What is driving claims in healthcare about EHR usability?
Over the past several months, healthcare association and industry reports have highlighted the importance of EHR usability to the success of healthcare organizations and providers providing efficient, effective, and safe patient care.
In 2014, the American Medical Association (AMA) released a new framework comprising a multitude of priorities for creating more intuitive (i.e., usable) EHR technology. Shortly thereafter, Frost & Sullivan published a report detailing how limited EHR usability was impacting healthcare CIOs and their organizations. Other research even indicated that an emerging EHR monoculture — that is, the dominance of a single EHR technology — might benefit EHR usability, interoperability, and innovation.micky-tripathi-on-EHRintel
A leading health IT subject-matter expert, however, contends that much of the criticism of a lack of EHR usability could be missing the point.
“I am always very cautious about the whole usability conversation,” says Micky Tripathi, PhD, MPP, President & CEO of the Massachusetts eHealth Collaborative. “When you look at the vendor market there are thousands of them and even hundreds of the certified EHR vendors, and there is nothing in meaningful use or any government regulation that force them to have their products architected or engineered in a particular way.”
Obviously, regulation requires that certified EHR technology can perform certain functions, but it does not prevent EHR developers from coming up with innovative ways of doing say.

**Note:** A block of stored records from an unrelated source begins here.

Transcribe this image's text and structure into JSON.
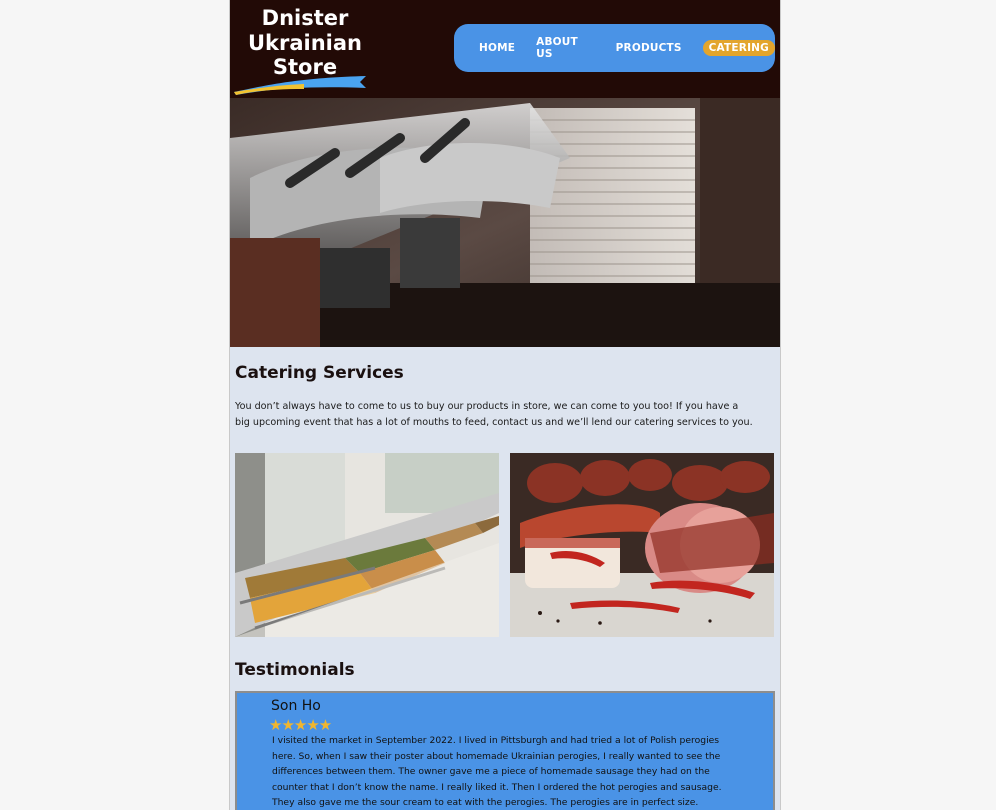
{
  "header": {
    "logo": {
      "line1": "Dnister",
      "line2": "Ukrainian",
      "line3": "Store"
    },
    "nav": [
      {
        "label": "HOME"
      },
      {
        "label": "ABOUT US"
      },
      {
        "label": "PRODUCTS"
      },
      {
        "label": "CATERING",
        "active": true
      }
    ]
  },
  "main": {
    "catering": {
      "title": "Catering Services",
      "text": "You don’t always have to come to us to buy our products in store, we can come to you too! If you have a big upcoming event that has a lot of mouths to feed, contact us and we’ll lend our catering services to you."
    },
    "testimonials": {
      "title": "Testimonials",
      "items": [
        {
          "name": "Son Ho",
          "stars": "★★★★★",
          "rating": 5,
          "text": "I visited the market in September 2022. I lived in Pittsburgh and had tried a lot of Polish perogies here. So, when I saw their poster about homemade Ukrainian perogies, I really wanted to see the differences between them. The owner gave me a piece of homemade sausage they had on the counter that I don’t know the name. I really liked it. Then I ordered the hot perogies and sausage. They also gave me the sour cream to eat with the perogies. The perogies are in perfect size."
        }
      ]
    }
  },
  "colors": {
    "header_bg": "#220a06",
    "nav_bg": "#4a93e6",
    "nav_active": "#e3a52c",
    "page_bg": "#dde4ef",
    "testimonial_bg": "#4a93e6",
    "star": "#f0b62f"
  }
}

“In a free market essentially with lots of technology options and no barriers to entry, how is it that no one is making usable products and that we could make general statements about every one of those vendors aren’t doing this or that?” he asks.
A better explanation, claims Tripathi, is the fundamental concept of economics — supply and demand. “Technology is always going to reflect the underlying businesses. Maybe I’m too much on the free market side, but the supply side is going to reflect what the demand side is asking for,” he says.
In the context of healthcare, Tripathi calls to mind two forces at work in driving EHR design and usability to this point. The first centers on purchasing power, which in healthcare has historically been controlled by large institutions.
Read the whole EHR Intelligence article here.